This combination does not bode well for the future. If public skepticism grows and higher education’s response is to dig in and double down on old messages, support for our colleges and universities could weaken, endangering our efforts to increase student success and close attainment gaps. To avoid that path, we need to reframe the conversation about the change that is needed in higher education.
So how do we do that? First, we need to bring new and more diverse voices to the change conversation – and listen to them. That was one of the reasons the Postsecondary Success strategy recently launched the Frontier Set, a group of 31 high-performing and high-potential campuses and systems from across higher education and the nation. Exciting and groundbreaking change is happening at places like Arizona State University, but it’s also happening at places like Florida International University and Sinclair Community College. We need to understand and share their stories to inspire other institutions.
Second, we need to move from an “either/or” mindset about the point of higher education to one of “both/and.” Too often, it seems like policymakers and higher education leaders are talking past each other about the value and purpose of education after high school. College is both about gaining knowledge and skills for a career and gaining competencies to live a healthier and more productive life. The two are not mutually exclusive; in fact, they are deeply interrelated and should be viewed over a lifetime of learning. And it is past time to start framing them in that way.
Third, and perhaps most importantly, we need to have more of a student-centered conversation about change in higher education. A great deal of the discussion and debate about increasing attainment and equity focuses on institutions – their needs, their efforts, their challenges and opportunities. Having the perspective of today's college students is important to ensure that we are designing policies and processes that meet their needs. We talk a lot about ensuring that our students are ready for college; now it is time to place more emphasis on how student-ready our colleges are.
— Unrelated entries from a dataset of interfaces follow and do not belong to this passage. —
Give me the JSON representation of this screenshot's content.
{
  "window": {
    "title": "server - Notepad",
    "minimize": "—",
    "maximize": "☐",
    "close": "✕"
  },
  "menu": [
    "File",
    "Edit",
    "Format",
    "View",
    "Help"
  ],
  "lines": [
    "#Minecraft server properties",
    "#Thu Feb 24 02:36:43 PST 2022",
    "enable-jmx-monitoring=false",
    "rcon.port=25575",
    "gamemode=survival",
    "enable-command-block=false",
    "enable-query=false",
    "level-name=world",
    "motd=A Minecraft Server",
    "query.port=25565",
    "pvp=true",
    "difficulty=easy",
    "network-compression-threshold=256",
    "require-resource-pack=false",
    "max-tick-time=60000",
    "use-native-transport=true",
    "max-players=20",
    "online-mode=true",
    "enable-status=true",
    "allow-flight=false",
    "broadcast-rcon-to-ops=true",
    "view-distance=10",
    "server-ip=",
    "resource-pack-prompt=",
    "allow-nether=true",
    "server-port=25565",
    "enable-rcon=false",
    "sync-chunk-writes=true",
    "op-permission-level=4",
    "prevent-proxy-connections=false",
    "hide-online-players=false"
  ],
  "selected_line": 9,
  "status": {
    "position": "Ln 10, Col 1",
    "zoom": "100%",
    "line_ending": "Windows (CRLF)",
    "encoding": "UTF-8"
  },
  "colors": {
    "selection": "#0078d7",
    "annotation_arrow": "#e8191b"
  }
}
Change is hard, especially for an enterprise as given to tradition as higher education. But shifting the conversation about higher education in a changing world – and then taking action – is critical to our efforts to help more students get to and through college. And they are counting on us to get it right.